> _INFORMATION_:

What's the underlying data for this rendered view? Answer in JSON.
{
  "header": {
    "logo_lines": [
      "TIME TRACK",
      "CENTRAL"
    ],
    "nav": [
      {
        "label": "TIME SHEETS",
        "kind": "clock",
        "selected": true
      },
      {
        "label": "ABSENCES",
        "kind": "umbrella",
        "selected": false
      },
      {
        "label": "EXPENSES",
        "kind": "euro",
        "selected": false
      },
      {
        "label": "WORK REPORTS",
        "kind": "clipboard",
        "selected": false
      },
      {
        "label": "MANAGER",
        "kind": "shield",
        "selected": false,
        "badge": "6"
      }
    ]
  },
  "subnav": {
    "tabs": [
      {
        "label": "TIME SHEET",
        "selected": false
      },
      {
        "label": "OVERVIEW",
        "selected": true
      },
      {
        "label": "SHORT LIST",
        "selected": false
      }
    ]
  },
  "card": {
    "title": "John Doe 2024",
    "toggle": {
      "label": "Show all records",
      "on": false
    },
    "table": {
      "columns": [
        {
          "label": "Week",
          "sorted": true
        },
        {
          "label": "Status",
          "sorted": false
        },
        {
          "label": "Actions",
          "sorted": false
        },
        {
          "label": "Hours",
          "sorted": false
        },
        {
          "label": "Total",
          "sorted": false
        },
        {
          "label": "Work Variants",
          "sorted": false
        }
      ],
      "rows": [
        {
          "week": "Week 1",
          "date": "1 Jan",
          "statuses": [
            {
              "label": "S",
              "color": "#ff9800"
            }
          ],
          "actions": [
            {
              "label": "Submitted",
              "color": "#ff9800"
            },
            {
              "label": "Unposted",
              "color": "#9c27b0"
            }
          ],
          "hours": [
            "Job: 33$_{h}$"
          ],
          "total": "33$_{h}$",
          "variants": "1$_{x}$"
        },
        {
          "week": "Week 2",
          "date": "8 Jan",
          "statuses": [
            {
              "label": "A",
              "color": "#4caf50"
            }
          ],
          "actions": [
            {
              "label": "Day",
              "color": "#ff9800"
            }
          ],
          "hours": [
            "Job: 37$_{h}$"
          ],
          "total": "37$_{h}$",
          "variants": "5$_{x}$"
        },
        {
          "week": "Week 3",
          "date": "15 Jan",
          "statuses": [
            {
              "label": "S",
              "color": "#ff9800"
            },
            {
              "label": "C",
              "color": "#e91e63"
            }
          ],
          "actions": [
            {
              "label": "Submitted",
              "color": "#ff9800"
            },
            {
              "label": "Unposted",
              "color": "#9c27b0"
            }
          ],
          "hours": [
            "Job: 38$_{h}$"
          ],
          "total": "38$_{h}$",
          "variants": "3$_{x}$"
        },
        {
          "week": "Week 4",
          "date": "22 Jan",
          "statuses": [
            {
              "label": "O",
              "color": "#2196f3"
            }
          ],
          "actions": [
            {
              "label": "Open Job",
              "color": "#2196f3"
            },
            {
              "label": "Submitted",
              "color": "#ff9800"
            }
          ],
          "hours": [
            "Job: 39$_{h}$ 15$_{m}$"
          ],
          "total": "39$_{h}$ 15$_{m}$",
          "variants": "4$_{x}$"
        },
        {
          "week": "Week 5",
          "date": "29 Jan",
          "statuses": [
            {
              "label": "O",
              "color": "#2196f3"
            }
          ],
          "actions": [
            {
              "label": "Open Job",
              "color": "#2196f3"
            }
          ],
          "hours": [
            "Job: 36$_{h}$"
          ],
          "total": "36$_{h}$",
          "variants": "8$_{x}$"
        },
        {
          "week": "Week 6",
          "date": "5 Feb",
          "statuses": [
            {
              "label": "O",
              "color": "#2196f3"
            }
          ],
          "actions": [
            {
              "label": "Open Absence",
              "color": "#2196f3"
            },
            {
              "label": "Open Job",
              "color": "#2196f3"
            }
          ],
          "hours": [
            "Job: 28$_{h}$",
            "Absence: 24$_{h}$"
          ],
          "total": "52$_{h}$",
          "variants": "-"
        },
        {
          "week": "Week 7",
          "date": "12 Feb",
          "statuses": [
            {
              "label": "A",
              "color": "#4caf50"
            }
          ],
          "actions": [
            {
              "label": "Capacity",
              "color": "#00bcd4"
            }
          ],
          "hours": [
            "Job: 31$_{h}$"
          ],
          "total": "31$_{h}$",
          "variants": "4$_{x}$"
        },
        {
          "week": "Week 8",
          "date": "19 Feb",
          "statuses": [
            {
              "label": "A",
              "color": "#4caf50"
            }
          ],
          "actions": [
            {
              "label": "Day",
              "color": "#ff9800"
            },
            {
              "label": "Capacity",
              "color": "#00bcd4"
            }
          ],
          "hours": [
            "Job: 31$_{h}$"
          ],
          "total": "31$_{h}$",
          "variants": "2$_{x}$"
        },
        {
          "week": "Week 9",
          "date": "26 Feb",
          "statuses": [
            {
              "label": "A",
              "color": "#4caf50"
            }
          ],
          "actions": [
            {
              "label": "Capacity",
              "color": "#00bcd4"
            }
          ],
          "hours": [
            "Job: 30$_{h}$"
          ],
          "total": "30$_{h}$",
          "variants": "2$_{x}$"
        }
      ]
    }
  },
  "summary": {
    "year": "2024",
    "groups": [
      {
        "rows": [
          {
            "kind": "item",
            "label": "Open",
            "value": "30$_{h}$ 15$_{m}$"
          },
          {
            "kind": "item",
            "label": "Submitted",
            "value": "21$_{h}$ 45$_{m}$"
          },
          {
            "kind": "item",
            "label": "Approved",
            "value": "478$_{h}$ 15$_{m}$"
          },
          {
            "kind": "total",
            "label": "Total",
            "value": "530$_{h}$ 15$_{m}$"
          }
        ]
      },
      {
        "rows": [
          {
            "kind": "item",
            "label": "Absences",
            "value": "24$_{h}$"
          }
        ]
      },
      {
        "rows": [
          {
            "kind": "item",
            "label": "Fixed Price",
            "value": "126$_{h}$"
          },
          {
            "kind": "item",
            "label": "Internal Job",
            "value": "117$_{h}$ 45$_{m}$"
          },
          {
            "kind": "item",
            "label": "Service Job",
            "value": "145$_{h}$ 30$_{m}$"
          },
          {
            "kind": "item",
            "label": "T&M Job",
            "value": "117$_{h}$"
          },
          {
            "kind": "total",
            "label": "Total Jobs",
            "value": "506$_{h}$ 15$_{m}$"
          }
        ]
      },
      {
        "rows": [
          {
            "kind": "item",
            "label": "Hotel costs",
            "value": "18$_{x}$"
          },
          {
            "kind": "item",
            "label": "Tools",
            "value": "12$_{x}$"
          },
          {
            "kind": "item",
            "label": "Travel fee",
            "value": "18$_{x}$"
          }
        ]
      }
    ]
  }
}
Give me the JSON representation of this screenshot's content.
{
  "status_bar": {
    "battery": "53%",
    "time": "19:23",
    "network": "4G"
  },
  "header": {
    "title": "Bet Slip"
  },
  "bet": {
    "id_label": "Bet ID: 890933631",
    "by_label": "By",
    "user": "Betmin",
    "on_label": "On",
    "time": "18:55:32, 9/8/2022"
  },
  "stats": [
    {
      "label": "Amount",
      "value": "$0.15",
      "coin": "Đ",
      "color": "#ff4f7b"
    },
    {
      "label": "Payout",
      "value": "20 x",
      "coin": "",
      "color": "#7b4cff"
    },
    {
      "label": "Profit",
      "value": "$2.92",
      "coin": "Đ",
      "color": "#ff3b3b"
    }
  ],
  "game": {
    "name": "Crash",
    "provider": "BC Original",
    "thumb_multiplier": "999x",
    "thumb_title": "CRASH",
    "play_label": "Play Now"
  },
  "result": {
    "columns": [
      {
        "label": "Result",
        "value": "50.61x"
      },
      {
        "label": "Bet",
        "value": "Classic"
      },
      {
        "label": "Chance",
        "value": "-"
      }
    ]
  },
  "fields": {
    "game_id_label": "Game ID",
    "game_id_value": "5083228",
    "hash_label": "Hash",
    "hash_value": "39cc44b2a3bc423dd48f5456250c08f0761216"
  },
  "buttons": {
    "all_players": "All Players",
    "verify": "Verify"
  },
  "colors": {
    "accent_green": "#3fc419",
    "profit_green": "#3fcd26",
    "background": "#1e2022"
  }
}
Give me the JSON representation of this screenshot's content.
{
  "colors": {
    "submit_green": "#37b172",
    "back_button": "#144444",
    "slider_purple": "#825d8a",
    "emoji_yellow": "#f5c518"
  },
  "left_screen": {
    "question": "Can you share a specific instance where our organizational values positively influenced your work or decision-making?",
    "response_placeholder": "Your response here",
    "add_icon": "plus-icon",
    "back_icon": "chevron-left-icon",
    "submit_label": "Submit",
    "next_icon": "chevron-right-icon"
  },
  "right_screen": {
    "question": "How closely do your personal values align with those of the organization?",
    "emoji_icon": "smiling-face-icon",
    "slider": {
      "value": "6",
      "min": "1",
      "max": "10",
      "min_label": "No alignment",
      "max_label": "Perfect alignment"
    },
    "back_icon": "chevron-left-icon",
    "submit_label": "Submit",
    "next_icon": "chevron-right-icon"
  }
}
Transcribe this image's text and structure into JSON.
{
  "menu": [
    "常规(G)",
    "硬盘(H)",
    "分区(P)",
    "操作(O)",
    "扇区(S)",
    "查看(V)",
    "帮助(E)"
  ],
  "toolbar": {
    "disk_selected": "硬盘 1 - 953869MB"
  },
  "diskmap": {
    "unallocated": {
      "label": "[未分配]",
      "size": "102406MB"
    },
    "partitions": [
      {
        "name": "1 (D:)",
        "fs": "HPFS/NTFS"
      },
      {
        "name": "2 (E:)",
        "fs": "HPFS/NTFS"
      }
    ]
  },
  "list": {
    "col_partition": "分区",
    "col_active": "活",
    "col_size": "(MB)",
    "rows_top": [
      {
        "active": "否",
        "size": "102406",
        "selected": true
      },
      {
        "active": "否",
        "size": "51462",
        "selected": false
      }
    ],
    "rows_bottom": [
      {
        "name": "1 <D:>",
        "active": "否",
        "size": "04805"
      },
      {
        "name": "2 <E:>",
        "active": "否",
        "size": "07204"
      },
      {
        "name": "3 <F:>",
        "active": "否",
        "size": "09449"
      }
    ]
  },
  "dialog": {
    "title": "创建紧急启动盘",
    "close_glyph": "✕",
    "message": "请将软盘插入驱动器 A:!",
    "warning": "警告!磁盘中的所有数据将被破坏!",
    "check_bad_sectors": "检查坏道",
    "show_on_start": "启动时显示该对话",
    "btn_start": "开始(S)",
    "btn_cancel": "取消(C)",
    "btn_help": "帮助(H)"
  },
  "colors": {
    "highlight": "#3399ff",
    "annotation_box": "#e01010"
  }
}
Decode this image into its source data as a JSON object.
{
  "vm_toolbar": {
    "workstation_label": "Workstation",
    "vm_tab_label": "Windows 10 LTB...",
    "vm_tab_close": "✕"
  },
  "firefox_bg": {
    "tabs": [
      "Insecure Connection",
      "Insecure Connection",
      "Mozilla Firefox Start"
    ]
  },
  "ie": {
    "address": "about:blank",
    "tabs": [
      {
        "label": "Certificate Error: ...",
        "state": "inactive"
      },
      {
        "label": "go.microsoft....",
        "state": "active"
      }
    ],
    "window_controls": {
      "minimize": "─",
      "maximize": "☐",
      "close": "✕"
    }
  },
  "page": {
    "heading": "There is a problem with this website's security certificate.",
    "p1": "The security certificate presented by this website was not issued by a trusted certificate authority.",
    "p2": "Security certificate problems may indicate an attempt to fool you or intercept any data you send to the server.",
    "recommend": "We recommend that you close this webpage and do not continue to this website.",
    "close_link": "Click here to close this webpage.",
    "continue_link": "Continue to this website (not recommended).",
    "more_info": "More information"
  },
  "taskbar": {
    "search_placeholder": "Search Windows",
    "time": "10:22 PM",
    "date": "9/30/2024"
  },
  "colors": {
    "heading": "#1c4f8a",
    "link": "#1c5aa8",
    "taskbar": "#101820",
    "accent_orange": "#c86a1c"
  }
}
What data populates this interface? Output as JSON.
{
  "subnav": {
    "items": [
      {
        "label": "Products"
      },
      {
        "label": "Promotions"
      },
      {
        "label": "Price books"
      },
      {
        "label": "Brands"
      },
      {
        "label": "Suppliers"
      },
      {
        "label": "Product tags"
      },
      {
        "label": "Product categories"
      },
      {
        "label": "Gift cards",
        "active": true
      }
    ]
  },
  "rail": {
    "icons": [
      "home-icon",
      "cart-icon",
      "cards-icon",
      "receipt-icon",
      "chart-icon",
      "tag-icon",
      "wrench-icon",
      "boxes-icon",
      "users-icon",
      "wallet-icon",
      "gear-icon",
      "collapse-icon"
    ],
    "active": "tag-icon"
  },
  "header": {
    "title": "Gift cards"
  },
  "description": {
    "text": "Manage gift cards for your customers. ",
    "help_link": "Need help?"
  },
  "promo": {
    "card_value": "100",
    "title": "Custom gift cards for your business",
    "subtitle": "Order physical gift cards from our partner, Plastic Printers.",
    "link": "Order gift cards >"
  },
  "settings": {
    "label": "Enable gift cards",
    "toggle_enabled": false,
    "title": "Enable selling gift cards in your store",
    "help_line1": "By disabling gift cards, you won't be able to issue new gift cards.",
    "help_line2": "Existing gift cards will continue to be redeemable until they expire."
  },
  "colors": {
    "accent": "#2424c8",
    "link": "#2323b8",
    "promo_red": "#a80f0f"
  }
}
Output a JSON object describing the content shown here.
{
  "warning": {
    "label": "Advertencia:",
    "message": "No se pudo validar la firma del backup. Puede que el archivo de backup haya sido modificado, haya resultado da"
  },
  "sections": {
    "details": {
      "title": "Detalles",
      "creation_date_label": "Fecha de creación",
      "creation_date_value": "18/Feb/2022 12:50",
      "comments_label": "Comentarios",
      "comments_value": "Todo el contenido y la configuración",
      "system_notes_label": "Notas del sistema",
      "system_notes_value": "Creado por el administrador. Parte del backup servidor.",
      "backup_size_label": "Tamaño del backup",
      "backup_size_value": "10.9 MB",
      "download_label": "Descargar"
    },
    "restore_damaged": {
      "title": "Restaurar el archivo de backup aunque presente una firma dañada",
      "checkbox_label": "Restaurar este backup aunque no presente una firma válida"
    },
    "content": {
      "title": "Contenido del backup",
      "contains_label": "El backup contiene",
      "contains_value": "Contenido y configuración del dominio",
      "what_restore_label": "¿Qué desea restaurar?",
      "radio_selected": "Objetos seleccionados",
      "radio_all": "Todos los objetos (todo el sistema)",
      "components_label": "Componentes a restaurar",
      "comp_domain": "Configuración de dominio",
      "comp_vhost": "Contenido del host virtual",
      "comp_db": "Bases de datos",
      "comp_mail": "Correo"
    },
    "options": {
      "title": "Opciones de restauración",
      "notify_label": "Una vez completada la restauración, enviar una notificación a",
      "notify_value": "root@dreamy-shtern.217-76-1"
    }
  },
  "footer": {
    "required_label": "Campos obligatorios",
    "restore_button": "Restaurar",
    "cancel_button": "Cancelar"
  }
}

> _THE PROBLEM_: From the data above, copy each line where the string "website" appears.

> _OUTPUT BELOW_:
    "heading": "There is a problem with this website's security certificate.",
    "p1": "The security certificate presented by this website was not issued by a trusted certificate authority.",
    "recommend": "We recommend that you close this webpage and do not continue to this website.",
    "continue_link": "Continue to this website (not recommended).",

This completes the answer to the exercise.